America and Americans seem to have an ambivalent relationship with soccer. For most parents of young children, soccer is a safe choice to fill up after-school time. For immigrants, soccer is a link to their own childhood and the country that they left behind. And yet, a sizeable part of the population disdains it as a futile exercise where, after ninety minutes of strenuous activity, the game could end in a scoreless tie. What cannot be argued, though, is that soccer is a worldwide phenomenon, with the “beautiful game” being watched by more people than any other sport. Dave Thompson provides a highly opinionated (Eric Wynalda as one of the all-time best players, and not Lionel Messi and Xavi?), oftentimes tongue-in-cheek narrative of the game for an American audience, describing both the season-long club level competition as well as the game at the international level.
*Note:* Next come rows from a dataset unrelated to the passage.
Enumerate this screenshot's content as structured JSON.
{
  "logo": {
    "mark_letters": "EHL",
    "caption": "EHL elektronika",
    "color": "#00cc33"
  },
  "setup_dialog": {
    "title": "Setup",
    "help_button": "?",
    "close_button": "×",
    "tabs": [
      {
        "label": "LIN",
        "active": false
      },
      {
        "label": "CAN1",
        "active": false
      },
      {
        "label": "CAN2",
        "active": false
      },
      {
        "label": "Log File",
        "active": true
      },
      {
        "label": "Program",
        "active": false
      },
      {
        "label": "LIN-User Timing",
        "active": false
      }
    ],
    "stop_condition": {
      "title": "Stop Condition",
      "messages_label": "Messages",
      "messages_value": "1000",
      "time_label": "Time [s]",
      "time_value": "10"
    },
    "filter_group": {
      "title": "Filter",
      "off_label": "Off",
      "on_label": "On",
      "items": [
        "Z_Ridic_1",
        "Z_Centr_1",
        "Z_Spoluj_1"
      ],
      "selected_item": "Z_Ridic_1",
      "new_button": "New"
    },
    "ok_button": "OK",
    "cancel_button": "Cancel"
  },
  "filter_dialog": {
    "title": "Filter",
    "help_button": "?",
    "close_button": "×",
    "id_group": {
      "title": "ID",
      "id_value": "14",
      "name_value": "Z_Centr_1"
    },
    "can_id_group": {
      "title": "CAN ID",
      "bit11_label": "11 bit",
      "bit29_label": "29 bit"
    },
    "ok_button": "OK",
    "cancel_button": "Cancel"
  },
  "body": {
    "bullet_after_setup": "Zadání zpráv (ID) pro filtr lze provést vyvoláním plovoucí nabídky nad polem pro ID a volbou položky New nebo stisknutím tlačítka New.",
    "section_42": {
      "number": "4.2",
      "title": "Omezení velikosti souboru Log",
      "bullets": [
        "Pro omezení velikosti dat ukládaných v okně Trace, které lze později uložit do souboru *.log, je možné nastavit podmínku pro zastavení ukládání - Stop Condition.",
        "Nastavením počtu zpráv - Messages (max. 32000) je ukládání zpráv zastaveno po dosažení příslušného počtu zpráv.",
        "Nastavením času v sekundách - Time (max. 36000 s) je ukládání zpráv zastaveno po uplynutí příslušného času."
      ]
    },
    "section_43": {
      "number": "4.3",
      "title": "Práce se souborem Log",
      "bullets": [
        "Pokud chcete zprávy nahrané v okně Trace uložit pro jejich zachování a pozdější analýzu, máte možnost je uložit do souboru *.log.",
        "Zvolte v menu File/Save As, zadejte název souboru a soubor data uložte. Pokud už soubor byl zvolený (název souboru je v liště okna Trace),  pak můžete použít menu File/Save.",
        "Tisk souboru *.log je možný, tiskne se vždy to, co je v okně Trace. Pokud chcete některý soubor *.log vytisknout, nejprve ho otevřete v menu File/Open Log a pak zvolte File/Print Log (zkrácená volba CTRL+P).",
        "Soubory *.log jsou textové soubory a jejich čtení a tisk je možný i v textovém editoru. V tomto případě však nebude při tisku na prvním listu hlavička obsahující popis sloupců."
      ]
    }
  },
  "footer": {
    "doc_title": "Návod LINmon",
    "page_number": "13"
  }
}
To the uninitiated, Thompson’s book provides a deeply researched book about storied clubs from all over the world and the players who played for them. It looks at competition at the World Cup over the years, chronicling the domination of both Brazil and Germany, as the heartaches suffered by perennial contenders such as Holland and Argentina. It is a rich compendium of the game and its players, albeit narrated with a distinct opinion.